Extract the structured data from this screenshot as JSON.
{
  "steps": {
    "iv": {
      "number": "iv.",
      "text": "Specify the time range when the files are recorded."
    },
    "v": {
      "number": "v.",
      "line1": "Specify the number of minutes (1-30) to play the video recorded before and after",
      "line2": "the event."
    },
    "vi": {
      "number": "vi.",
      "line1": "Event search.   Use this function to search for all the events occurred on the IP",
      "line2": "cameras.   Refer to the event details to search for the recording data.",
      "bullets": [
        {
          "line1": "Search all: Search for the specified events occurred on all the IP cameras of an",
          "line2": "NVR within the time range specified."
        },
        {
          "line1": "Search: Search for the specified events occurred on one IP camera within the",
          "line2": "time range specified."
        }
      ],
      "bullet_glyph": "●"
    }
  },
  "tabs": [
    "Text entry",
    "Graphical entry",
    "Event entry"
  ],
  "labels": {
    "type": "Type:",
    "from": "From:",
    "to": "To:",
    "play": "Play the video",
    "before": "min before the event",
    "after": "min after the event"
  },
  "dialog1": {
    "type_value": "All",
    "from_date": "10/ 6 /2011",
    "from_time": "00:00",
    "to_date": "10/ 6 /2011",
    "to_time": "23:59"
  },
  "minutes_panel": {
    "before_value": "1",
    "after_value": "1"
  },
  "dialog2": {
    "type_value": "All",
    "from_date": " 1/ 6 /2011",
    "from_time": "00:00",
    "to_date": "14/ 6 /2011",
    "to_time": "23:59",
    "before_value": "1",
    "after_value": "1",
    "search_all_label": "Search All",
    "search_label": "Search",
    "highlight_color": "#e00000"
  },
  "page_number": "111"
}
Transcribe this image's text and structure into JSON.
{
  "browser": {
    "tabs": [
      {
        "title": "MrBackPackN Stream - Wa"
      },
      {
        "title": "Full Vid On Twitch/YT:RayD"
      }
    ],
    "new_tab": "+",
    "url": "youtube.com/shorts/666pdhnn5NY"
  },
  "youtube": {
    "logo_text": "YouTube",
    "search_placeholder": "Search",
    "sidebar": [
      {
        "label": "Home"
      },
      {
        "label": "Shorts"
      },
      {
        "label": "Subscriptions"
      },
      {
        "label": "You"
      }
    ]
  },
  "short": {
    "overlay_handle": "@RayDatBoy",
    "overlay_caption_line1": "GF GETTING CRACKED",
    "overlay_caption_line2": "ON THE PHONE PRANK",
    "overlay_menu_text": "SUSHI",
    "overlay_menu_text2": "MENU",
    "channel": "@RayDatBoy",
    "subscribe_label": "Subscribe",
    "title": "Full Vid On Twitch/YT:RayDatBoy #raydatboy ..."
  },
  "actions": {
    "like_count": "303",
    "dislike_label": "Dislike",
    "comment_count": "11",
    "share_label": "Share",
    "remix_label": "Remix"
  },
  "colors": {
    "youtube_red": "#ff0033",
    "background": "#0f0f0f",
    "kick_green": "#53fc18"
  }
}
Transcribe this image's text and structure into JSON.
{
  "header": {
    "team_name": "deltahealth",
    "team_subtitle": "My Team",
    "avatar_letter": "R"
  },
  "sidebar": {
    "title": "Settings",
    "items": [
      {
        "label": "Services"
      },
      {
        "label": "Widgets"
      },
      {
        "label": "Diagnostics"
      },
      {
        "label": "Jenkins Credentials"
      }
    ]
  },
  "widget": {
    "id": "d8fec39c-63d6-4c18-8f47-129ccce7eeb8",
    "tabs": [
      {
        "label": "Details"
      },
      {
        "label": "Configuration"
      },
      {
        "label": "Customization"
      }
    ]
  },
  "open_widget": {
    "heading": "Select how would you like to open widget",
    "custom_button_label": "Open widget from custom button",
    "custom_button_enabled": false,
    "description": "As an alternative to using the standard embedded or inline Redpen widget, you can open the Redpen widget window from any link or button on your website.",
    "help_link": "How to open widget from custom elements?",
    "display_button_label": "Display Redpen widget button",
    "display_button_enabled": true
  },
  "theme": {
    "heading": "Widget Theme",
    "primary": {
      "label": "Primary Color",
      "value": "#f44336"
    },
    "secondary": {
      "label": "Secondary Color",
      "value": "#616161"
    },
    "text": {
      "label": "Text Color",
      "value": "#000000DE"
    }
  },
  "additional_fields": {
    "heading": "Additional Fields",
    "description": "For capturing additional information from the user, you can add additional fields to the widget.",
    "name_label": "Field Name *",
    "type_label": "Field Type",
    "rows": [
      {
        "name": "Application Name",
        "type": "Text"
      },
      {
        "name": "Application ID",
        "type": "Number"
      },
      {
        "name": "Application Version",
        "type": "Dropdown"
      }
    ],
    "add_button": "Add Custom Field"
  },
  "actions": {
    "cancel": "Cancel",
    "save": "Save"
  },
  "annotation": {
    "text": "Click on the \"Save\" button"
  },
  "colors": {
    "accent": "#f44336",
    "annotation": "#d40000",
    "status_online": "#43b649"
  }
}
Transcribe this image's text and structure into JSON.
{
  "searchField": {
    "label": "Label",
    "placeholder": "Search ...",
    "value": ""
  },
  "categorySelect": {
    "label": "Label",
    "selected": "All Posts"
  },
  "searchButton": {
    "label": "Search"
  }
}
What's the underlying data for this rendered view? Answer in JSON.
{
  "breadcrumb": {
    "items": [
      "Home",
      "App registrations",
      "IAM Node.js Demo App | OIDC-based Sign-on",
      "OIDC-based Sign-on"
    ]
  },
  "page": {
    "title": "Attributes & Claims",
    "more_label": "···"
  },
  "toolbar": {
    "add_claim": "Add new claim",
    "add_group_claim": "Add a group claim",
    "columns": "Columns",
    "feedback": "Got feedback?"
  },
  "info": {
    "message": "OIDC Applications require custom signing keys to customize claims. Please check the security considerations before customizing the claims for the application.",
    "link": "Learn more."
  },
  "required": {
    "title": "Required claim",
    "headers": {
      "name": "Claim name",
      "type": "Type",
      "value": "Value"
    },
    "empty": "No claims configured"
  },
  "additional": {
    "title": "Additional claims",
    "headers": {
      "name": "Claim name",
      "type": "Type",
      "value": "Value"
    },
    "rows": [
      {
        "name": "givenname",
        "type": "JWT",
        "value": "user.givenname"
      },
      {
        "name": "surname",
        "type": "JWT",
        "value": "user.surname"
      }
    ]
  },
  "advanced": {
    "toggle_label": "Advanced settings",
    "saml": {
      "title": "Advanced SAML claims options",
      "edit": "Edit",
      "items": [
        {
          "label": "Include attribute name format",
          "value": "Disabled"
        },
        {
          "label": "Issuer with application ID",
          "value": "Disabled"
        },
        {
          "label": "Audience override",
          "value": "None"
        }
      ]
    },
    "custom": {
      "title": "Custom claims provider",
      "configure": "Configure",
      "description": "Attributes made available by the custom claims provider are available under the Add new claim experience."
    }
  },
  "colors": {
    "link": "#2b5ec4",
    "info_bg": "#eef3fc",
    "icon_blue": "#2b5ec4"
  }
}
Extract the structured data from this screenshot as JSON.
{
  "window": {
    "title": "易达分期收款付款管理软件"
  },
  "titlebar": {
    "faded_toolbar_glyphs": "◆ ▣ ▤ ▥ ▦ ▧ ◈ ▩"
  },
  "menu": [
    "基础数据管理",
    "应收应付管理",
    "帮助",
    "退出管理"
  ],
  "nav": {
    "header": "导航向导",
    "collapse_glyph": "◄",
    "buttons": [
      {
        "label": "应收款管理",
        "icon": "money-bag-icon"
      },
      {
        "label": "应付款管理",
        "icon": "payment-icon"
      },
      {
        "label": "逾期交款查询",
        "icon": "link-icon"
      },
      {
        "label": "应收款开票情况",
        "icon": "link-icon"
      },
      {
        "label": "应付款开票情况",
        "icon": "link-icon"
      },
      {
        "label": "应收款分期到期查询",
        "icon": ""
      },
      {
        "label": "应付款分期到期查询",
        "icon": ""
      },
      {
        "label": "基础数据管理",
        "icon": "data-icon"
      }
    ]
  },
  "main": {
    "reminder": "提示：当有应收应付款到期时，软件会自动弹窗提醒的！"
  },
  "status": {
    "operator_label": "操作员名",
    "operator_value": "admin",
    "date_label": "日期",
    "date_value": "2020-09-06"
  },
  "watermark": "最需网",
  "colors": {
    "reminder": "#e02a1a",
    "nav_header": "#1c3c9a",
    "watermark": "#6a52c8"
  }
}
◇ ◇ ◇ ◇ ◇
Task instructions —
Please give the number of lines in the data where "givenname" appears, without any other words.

Written response —
2